The most impressive thing about Thursday night's Good Ideas for Cities event at the Contemporary Art Museum was how many people came to hear some good ideas for how to make St. Louis better.
They filled all the chairs. They lined a mezzanine railing. They sat on the floor. The peered in from the galleries. They hung out in the lobby. In all, organizers said, 846 people showed up (though, given the turnout, it's hard to figure how they came to such a precise number). From hip artists to young professionals to Mayor Francis Slay in a pinstripe suit.
What this throng heard was two hours of ideas of how to wrestle with some of St. Louis' most intractable issues, in a practical, affordable manner. The event was put on by Good, an L.A.-based magazine and website "for people who give a damn." A few years ago, they held an event in L.A. pitting "The city's best designers vs. The city's biggest problems," and they've been barnstorming the country since, holding similar events in smaller cities.
Last night, Good came to St. Louis.
The event enlisted seven teams of young "creatives" -- designers, architects, planners, activists -- and asked various heavy-hitters about town to issue them each a challenge that the city faces. The teams then come up with an idea to address the challenge, something realistic and achievable. A way to get things moving, not a cure-all.
Here's how it went.
The challenge: How do we boost ridership on MetroLink and use it to spur neighborhood development?
The idea: Turn over half a MetroLink car to each of St. Louis City's 79 neighborhoods for a week or two, and turn the cars into rolling advertisements for the neighborhood, with art and history and retail and food that reflects the neighborhood's identity.
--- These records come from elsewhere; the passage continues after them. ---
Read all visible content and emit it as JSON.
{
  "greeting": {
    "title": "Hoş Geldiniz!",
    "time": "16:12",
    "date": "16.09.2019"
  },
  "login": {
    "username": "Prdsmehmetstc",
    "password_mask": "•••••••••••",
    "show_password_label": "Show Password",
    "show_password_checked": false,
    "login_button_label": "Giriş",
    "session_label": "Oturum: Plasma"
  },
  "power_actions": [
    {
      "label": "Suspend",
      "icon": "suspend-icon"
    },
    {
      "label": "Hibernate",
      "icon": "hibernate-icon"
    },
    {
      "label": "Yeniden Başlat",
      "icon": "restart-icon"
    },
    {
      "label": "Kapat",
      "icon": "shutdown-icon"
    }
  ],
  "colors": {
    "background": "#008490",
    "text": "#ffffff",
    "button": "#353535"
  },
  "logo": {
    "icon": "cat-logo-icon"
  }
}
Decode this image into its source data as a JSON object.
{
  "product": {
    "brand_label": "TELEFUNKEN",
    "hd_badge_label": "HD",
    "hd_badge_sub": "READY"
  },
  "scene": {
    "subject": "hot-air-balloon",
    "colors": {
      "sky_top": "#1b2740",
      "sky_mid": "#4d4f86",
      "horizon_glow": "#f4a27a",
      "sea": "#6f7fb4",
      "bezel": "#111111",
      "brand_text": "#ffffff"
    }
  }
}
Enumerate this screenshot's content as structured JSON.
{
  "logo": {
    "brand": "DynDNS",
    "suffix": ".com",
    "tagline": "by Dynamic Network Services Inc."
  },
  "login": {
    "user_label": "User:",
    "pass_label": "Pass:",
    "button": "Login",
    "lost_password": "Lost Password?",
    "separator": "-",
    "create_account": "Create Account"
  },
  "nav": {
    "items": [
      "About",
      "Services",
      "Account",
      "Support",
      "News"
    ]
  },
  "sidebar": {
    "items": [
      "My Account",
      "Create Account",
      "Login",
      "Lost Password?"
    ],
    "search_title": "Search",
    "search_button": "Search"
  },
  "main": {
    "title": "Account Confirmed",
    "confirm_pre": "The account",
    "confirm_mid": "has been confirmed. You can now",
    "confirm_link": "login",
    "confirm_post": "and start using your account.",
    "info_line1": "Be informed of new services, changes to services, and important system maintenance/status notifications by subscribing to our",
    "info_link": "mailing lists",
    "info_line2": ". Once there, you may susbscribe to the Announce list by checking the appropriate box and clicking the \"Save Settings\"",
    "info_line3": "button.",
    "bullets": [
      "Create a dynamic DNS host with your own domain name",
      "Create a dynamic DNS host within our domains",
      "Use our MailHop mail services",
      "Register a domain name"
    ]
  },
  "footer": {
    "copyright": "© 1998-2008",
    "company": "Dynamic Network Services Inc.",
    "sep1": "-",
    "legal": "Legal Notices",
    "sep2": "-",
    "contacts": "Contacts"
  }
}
The challenge: How do we turn borders that divide disparate neighborhoods into bridges that unite them?
The idea: Kiosks on key streets, like Delmar Blvd., that house neighborhood information, history and art, and serve as gathering places for events where people from different walks of life can easily interact.
The challenge: How do we energize young adults about St. Louis, and get them to stay here and engage in the city?
The idea: By literally energizing them, installing beacons of light that glow brighter when more people are nearby. And link these beacons to a website that would reflect, in real-time, the levels of activity at different spots around the city.
The challenge: How do we increase the supply of locally-grown healthy food in our neighborhoods?
The idea: Use all that vacant land. There are 7,000 empty parcels of land in St. Louis. Turn some into community gardens, pay neighborhood residents (with food) to work the gardens, and sell it in neighborhood corner stores.
The challenge: How do we motivate more high school students to stay in school and graduate?
The idea: Have each high school adopt a nearby vacant building and enlist students in rehabbing it, as vocational training. When the building's done, it can become an experiential community classroom.
The challenge: How do we unite the region's many fragmented local governments?
The idea: A campaign - called "Better Together" - that would enlist community support for regional cooperation and gather pledges from residents and officials to collaborate more effectively. If that fails, declare war on Chicago.
The challenge: How do we preserve our park systems amid sharp budget cuts?
The idea: Regionalize them, rather than having a half-dozen different park systems around the area. Connect them better, installing modest improvements to give a stronger sense of place. And communicate their importance and role in the community.
So those were the ideas. Some were clever. Some a bit off the wall. Some have been tried before, in various ways. Some are completely original. Now the groups will spend six months working on implementation strategies, before another event at St. Louis Design Week in September to discuss next steps and, who knows, maybe even funding.
Obviously, a night throwing ideas against an art museum wall won't solve the deep problems that face St. Louis. And these ideas may not be for (or from) everyone. It's worth noting, in a city that's half African-American, that the crowd and creative teams were overwhelmingly white. Several plans leaned heavily on technology that many city residents still lack. And there was little talk of funding or bureaucracy or legal hurdles that often stand between a good idea and reality.
But the point of Thursday night's event was not to dwell on the negative. It was to get people talking about how to make St. Louis a better place, in the hopes that action will follow. If nothing else, it was clear that a lot of people -- at least 846, apparently -- want to have that conversation.